Amaranthe – Massive Addictive


A bold, confident album

Review by David Waterfield


Release date: 17 October 2014

Massive Addictive, the third album by Sweden’s Amaranthe, is aptly named. It’s a bold, confident album, bigger and more expansive than its predecessors and crammed to bursting point with infectious hook lines. Lead track ‘Dynamite’ explodes with positive energy and is a fantastic opener featuring a stratospheric lead vocal from Elize Ryd, harsh vocalist Henrik Englund accentuating the relentless rhythms and guitarist Olof Morck embracing his inner Phil Collen on a superb solo. ‘Drop Dead Cynical’ is the album’s calling card and killer lead single; a monstrous Marilyn Manson-esque riff rampaging its way through a perfect pop song in an unlikely but exhilarating hybrid.
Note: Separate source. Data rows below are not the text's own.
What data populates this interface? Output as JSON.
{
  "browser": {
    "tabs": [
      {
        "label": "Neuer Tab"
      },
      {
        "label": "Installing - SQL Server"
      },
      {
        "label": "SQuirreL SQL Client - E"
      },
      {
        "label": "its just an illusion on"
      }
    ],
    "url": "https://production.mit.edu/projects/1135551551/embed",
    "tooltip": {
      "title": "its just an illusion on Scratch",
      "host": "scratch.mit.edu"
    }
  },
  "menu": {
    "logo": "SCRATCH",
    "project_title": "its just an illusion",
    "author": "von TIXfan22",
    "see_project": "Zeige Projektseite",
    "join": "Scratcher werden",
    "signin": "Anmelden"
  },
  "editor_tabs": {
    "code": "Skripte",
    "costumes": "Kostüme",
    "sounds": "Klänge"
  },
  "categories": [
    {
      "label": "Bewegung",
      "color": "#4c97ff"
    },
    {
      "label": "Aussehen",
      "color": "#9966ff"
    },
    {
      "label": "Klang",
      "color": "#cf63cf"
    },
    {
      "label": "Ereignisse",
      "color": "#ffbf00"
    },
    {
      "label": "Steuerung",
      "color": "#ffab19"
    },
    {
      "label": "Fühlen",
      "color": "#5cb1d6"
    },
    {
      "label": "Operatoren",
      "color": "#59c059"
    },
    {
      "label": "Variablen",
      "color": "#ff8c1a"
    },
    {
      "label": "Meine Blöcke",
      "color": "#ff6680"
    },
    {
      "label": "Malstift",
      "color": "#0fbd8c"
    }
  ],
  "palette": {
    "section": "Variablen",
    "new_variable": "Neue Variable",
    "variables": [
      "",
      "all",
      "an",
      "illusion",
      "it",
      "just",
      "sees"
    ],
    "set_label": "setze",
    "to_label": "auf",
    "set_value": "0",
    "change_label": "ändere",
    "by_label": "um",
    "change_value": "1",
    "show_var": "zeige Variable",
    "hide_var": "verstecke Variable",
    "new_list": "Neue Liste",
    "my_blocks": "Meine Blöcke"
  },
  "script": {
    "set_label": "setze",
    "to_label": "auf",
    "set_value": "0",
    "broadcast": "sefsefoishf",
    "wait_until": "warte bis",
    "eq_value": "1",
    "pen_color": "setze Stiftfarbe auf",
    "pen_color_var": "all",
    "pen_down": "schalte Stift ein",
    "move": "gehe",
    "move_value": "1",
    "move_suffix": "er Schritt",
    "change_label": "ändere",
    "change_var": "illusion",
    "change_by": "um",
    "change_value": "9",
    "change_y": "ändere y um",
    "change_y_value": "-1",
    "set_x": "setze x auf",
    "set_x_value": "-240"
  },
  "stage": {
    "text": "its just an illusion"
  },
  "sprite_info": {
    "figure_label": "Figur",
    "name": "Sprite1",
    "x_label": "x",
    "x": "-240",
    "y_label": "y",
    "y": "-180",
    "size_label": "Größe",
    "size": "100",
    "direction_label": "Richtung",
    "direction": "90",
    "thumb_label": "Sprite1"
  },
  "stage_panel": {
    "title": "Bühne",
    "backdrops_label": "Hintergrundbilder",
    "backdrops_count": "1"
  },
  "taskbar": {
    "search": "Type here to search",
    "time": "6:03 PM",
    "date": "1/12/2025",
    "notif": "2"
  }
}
‘Trinity’ ‘Massive Addictive’ ‘Unreal’ and ‘Skyline’ are all destined to become fan favourites but for me nothing exemplifies the genre-mashing daring of Massive Addictive more than ‘Digital World’, one of Amaranthe’s strongest songs to date. Built on a pounding, electronic four-on-the-floor dance beat and propelled by a surging metallic riff that drops in and out of the song, the verses feature processed harsh vocals, a delightful tilt of the hat to Lady Ga Ga from Elize with Jake E providing the melodic counterpoint en route to a huge chorus. And then, just past the two minute mark, it all falls away as Henrik Englund screams “Start a revolution now!” and the track heads into an Amaranthe-style dubstep breakdown! This song is just begging to be played live and you can almost see people going mental in the mosh pit to this one.

The addition of Henrik Englund (Scarpoint) as the band’s new harsh vocalist is a smart move and he is a major player on this album, stealing the limelight on ‘An Ordinary Abnormality’ – a blisteringly fast track in which the Amaranthe engine room of Morten Sorensen and Johan Andreassen blow a collective gasket. Jake E and Elize Ryd both excel in their lead vocal roles throughout this album and provide some subtle, unexpected touches to the harmonies (listen for Elize Ryd’s ethereal siren call behind the harsh vocals on ‘Danger Zone’ for example) whilst Olof Morck’s glorious power metal riffs are here in abundance.  ‘Over And Done’, one of two ballads on the album, is perhaps the natural successor to ‘Amaranthine’ and should have a crossover appeal whilst album closer ‘Exhale’ takes a surprising step towards the symphonic metal territory occupied by the likes of Delain.

Personally, I loved The Nexus and I didn’t think the band would be able to top that, but with Massive Addictive I think they have. The album will undoubtedly infuriate purists on both sides of the pop/metal divide but Amaranthe fans – and I count myself in that number – will find much to love here.

Amaranthe20148.5 out of 10

Track Listing:

  1. Dynamite
  2. Drop Dead Cynical
  3. Trinity
  4. Massive Addictive
  5. Digital World
  6. True
  7. Unreal
  8. Over And Done
  9. Danger Zone
  10. Skyline
  11. An Ordinary Abnormality
  12. Exhale